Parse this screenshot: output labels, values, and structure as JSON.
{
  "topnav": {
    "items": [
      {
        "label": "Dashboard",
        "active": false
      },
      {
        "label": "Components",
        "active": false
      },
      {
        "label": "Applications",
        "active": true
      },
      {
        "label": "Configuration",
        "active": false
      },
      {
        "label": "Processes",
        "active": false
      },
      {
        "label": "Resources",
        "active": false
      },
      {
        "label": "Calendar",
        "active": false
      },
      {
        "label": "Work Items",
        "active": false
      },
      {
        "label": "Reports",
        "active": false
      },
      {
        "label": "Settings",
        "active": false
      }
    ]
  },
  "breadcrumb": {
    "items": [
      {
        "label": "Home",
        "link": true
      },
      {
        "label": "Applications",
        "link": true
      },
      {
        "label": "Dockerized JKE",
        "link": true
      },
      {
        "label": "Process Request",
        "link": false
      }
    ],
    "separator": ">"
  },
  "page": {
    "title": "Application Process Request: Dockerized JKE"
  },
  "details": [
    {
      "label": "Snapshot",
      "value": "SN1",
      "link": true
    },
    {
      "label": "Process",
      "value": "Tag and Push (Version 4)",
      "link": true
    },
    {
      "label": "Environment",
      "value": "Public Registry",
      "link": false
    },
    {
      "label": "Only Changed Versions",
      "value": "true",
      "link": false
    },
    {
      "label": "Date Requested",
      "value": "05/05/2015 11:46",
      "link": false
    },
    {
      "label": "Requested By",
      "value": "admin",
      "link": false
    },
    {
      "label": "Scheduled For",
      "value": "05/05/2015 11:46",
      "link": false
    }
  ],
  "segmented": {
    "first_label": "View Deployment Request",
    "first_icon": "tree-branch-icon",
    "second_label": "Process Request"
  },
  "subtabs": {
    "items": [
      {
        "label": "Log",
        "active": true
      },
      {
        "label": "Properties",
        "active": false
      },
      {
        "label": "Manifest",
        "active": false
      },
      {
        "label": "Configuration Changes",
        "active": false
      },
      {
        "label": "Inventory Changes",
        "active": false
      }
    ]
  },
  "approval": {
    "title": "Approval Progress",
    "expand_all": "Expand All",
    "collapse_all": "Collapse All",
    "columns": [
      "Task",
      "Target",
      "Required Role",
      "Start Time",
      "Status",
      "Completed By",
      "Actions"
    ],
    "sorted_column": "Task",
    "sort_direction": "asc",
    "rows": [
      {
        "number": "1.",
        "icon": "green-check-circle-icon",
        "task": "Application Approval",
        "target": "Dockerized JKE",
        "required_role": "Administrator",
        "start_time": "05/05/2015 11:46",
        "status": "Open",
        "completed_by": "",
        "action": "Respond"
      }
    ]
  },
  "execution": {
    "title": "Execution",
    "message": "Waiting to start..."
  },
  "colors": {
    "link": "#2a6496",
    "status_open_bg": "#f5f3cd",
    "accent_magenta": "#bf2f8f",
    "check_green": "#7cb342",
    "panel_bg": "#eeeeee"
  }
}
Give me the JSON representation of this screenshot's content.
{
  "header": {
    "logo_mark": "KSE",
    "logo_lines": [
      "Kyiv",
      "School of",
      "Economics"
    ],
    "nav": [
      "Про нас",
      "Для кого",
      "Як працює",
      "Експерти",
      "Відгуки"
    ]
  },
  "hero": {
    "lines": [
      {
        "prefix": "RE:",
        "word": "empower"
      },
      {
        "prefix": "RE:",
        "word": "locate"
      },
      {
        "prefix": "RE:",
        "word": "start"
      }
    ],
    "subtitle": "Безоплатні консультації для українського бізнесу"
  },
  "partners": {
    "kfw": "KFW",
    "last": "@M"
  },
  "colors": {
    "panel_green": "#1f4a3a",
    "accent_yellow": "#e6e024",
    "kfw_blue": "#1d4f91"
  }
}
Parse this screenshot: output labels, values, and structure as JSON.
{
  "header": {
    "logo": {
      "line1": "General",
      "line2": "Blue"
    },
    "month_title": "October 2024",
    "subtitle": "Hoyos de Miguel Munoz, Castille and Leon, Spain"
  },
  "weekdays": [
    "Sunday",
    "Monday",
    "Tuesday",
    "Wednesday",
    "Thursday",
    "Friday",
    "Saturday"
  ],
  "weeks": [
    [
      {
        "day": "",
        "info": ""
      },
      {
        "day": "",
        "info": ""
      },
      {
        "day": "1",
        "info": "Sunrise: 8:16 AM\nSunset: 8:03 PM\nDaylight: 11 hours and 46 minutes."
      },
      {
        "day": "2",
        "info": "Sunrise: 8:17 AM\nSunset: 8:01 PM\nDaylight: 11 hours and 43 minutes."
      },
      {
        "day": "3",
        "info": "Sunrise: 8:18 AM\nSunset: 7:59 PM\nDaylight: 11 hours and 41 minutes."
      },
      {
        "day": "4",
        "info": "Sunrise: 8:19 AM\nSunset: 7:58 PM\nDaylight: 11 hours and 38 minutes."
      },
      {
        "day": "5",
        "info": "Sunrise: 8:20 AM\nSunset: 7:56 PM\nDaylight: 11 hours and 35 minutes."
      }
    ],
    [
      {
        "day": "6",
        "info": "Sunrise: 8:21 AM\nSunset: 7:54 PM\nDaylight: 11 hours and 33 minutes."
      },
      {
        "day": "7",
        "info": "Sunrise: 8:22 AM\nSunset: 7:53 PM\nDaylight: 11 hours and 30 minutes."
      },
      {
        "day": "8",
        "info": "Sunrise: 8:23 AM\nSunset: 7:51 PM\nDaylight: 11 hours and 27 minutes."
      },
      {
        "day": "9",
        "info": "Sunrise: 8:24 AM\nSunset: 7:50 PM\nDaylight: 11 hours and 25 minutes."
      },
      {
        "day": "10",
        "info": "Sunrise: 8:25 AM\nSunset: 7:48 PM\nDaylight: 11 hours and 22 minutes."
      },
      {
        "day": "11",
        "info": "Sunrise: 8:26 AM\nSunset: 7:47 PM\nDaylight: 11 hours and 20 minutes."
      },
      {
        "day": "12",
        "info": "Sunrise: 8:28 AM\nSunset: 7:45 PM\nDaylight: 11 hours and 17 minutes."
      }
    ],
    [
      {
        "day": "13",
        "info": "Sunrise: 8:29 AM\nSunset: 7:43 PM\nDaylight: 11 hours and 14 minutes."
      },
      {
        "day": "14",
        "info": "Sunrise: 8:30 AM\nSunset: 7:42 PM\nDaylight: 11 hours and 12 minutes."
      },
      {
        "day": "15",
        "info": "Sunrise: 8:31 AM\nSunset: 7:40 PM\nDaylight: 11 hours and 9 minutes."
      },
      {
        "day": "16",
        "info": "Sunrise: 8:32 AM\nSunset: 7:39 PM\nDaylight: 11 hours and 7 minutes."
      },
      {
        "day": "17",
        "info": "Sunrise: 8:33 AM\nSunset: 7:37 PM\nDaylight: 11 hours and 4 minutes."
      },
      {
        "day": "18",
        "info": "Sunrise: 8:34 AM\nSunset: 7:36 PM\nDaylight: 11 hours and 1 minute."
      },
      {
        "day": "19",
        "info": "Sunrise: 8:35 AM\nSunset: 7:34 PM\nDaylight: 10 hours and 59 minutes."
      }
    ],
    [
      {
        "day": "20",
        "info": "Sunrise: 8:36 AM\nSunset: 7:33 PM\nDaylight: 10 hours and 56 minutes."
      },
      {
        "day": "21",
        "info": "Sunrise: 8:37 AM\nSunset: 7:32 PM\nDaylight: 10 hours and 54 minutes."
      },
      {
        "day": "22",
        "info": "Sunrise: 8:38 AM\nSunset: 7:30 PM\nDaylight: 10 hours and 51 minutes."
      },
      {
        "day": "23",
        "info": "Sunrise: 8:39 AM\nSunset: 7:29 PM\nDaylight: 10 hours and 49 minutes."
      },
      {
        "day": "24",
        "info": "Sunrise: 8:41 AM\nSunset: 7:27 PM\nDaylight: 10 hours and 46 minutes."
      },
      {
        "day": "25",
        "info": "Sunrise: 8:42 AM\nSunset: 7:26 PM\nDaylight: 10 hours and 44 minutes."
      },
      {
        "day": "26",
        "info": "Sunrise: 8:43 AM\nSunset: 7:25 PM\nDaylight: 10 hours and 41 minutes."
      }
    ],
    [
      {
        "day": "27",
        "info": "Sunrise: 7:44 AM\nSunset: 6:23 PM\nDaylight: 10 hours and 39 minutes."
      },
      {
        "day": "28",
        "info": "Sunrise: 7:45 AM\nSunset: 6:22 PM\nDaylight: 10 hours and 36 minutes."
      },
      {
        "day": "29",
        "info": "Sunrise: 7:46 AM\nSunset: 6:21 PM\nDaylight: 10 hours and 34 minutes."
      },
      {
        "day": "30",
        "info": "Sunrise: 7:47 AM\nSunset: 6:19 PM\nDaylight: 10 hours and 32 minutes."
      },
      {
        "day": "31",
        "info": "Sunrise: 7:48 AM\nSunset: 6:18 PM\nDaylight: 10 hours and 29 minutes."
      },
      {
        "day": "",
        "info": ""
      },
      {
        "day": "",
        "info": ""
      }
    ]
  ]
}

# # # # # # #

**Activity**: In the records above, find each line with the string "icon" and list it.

**Task solution**:
    "first_icon": "tree-branch-icon",
        "icon": "green-check-circle-icon",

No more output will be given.